Prior to that, the company announced that it had launched a new anti-fouling hull coating line called “Intersmooth.” Both coatings, Intersmooth 7200Si SPC and Intersmooth 7476Si SPC, are a part of the company’s International brand and are reported to feature self-polishing silyl methacrylate technology.
Using a resin technology coupled with a biocide package, the Intersmooth 7200Si SPC coating has been further optimized and aims to provide cost-effective performance through its ability to reduce waste and VOC emissions, all while improving application efficiency.
The coating is noted to have benefited using higher solids and has a guaranteed speed loss threshold of 2.5%, according to the company. AkzoNobel adds that the formulation features an optimized biocide package that not only delivers a clean hull but helps operators contribute further to reach their environmental goals by reducing CO2 emissions in service.
It is also designed to provide less sensitivity to time and temperature in its service period and a reduced risk of surface cracking versus silyl acrylate-based products.
Serving as a second self-polishing silyl methacrylate product, Intersmooth 7476Si SPC also made its way to AkzoNobel’s anti-fouling line. According to reports, the coating aims to deliver consistent, reliable and industry leading antifouling performance over the dry-docking cycle through its ability to deliver a more consistent polishing rate that enables custom-designed schemes for vessels based on their predicted routes to ensure they perform at their best—resulting in less interruption or delays in service.

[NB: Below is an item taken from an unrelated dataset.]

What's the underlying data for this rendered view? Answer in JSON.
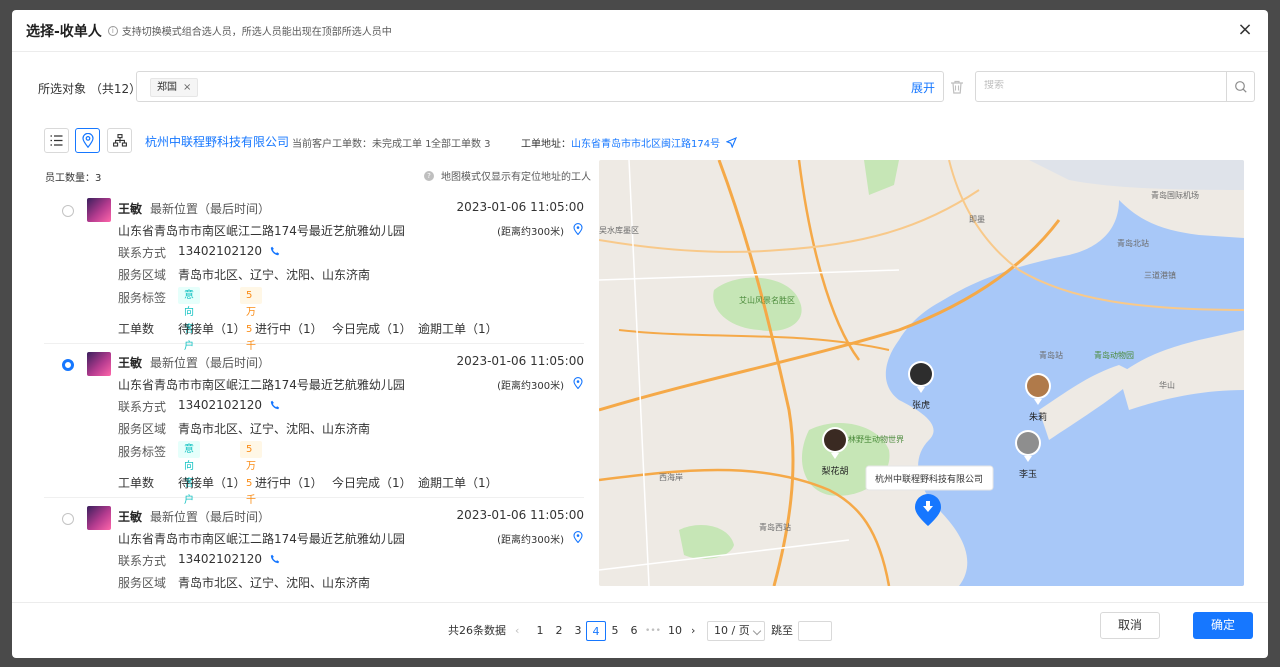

Not only is the anti-fouling coating noted to deliver maintenance and cost savings to operators, but it also provides less sensitivity to time and temperature in its service period and a reduced risk of surface cracking.
In line with the company’s plans to reduce emissions, AkzoNobel announced carbon reduction targets for its full value chain in July— billing itself as “the first paints and coatings company to follow up on its commitment to sustainability targets.”
AkzoNobel’s target is to reduce carbon emissions for the whole value chain by 42% by 2030 (from a baseline of 2020). This will apply to the company’s own operations, as well as its customers and suppliers.
Currently being officially validated by the Science Based Targets initiative (SBTi), the company says that the target will further sharpen and accelerate the company’s vision for its “People. Planet. Paint.” approach to sustainable business, which was launched in 2019.
The company noted that it has made strides in other goals, such as having 100% renewable electricity in the company’s operations by 2030. It also pointed to AkzoNobel CEO Thierry Vanlancker being a member of the European CEO Alliance—a cross-industry partnership designed to help fight climate change, build economic resilience and make a success of the EU Green Deal.